January 29, 2020, 9:01 AM
What are the risks associated with mobile device apps?
Applications (apps) on your smartphone or other mobile devices can be convenient tools to access the news, get directions, pick up a ride share, or play games. But these tools can also put your privacy at risk. When you download an app, it may ask for permission to access personal information—such as email contacts, calendar inputs, call logs, and location data—from your device. Apps may gather this information for legitimate purposes—for example, a ride-share app will need your location data in order to pick you up. However, you should be aware that app developers will have access to this information and may share it with third parties, such as companies who develop targeted ads based on your location and interests.
How can you avoid malicious apps and limit the information apps collect about you?
Before installing an app
- Avoid potentially harmful apps (PHAs). Reduce the risk of downloading PHAs by limiting your download sources to official app stores, such as your device’s manufacturer or operating system app store. Do not download from unknown sources or install untrusted enterprise certificates. Additionally—because malicious apps have been known to slip through the security of even reputable app stores—always read the reviews and research the developer before downloading and installing an app.
On already installed apps
- Review app permissions. Review the permissions each app has. Ensure your installed apps only have access to the information they need, and remove unnecessary permissions from each app. Consider removing apps with excessive permissions. Pay special attention to apps that have access to your contact list, camera, storage, location, and microphone.
- Limit location permissions. Some apps have access to the mobile device’s location services and thus have access to the user’s approximate physical location. For apps that require access to location data to function, consider limiting this access to when the app is in use only.
- Keep app software up to date. Apps with out-of-date software may be at risk of exploitation of known vulnerabilities. Protect your mobile device from malware by installing app updates as they are released.
- Delete apps you do not need. To avoid unnecessary data collection, uninstall apps you no longer use.
- Be cautious with signing into apps with social network accounts. Some apps are integrated with social network sites—in these cases, the app can collect information from your social network account and vice versa. Ensure you are comfortable with this type of information sharing before you sign into an app via your social network account. Alternatively, use your email address and a unique password to sign in.
What additional steps can you take to secure data on your mobile devices?
Source: U.S. Department of Homeland Security
- Limit activities on public Wi-Fi networks. Public Wi-Fi networks at places such as airports and coffee shops present an opportunity for attackers to intercept sensitive information. When using a public or unsecured wireless connection, avoid using apps and websites that require personal information, e.g., a username and password. Additionally, turn off the Bluetooth setting on your devices when not in use. (See Cybersecurity for Electronic Devices.)
- Be cautious when charging. Avoid connecting your smartphone to any computer or charging station that you do not control, such as a charging station at an airport terminal or a shared computer at a library. Connecting a mobile device to a computer using a USB cable can allow software running on that computer to interact with the phone in ways you may not anticipate. For example, a malicious computer could gain access to your sensitive data or install new software. (See Holiday Traveling with Personal Internet-Enabled Devices.)

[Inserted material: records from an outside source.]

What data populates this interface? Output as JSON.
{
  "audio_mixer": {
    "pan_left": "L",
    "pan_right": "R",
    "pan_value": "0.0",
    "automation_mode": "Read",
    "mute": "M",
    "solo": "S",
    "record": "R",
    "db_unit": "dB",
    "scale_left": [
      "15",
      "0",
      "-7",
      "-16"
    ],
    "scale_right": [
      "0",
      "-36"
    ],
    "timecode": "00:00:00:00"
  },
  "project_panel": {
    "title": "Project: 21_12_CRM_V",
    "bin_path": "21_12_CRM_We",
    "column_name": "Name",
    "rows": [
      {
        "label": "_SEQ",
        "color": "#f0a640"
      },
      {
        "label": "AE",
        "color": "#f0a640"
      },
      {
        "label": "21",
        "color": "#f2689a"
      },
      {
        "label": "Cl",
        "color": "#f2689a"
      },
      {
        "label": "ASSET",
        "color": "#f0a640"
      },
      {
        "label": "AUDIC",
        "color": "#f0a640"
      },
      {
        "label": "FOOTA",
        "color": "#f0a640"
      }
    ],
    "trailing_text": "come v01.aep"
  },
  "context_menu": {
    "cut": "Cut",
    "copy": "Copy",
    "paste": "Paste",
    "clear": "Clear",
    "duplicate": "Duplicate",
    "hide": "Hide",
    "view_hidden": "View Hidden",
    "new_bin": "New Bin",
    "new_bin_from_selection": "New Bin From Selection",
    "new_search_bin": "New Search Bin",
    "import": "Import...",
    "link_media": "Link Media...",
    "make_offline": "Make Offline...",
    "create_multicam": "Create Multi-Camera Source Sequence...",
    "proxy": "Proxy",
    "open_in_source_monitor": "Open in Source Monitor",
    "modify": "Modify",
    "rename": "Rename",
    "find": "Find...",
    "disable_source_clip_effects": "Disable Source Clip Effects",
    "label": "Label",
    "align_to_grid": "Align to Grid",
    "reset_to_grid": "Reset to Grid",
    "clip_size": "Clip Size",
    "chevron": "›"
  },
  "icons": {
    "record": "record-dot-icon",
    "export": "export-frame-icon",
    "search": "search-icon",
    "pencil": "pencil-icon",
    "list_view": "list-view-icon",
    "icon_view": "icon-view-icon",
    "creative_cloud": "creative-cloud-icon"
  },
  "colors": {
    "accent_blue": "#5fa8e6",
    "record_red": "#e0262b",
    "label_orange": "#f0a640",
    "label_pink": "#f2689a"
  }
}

- Protect your device from theft. Having physical access to a device makes it easier for an attacker to extract or corrupt information. Do not leave your device unattended in public or in easily accessible areas.
- Protect your data if your device is stolen. Ensure your device requires a password or biometric identifier to access it, so if is stolen, thieves will have limited access to its data. (See Choosing and Protecting Passwords.) If your device is stolen, immediately contact your service provider to protect your data. (See the Federal Communications Commission’s Consumer Guide: Protect Your Smart Device.)
January 29, 2020, 8:56 AM
Each year, the FTC takes a hard look at the number of reports people make to our Consumer Sentinel Network. In fact, during 2019, we got more than 3.2 million reports to the FTC from you. We’ve read what you’ve said, and crunched the numbers. Here’s what you told us in 2019.
- Imposter scams was the number one fraud reported to Sentinel in 2019. People reported losing more than $667 million to imposters, who often pretended to be calling from the government or a well-known business, a romantic interest, or a family member with an emergency. When people lost money, they most frequently reported paying scammers with a gift card.
- Social Security imposters were the top government imposter scam reported. There were 166,190 reports about the Social Security scam, and the median individual loss was $1,500.
- Phone calls were the number one way people reported being contacted by scammers. While most people said they hung up on those calls, those who lost money reported a median loss of $1,000 in 2019.
You might wonder what, besides these numbers, comes out of reporting scams and other consumer issues to the FTC. Well, because of your reports, the FTC and its law enforcement partners are able to investigate the people and companies that trick people into paying money. Your reports help build and bring those cases, which also helps us enforce laws that stop scams and other dishonest business practices that take people’s money.
In fact, during 2019, FTC law enforcement actions led to more than $232 million in refunds to people who lost money. More than 1.9 million people cashed checks mailed by the FTC. And, in the last four years, people have cashed more than one billion dollars in FTC refund checks. That’s real money back into people’s pockets.
Source: Federal Trade Commission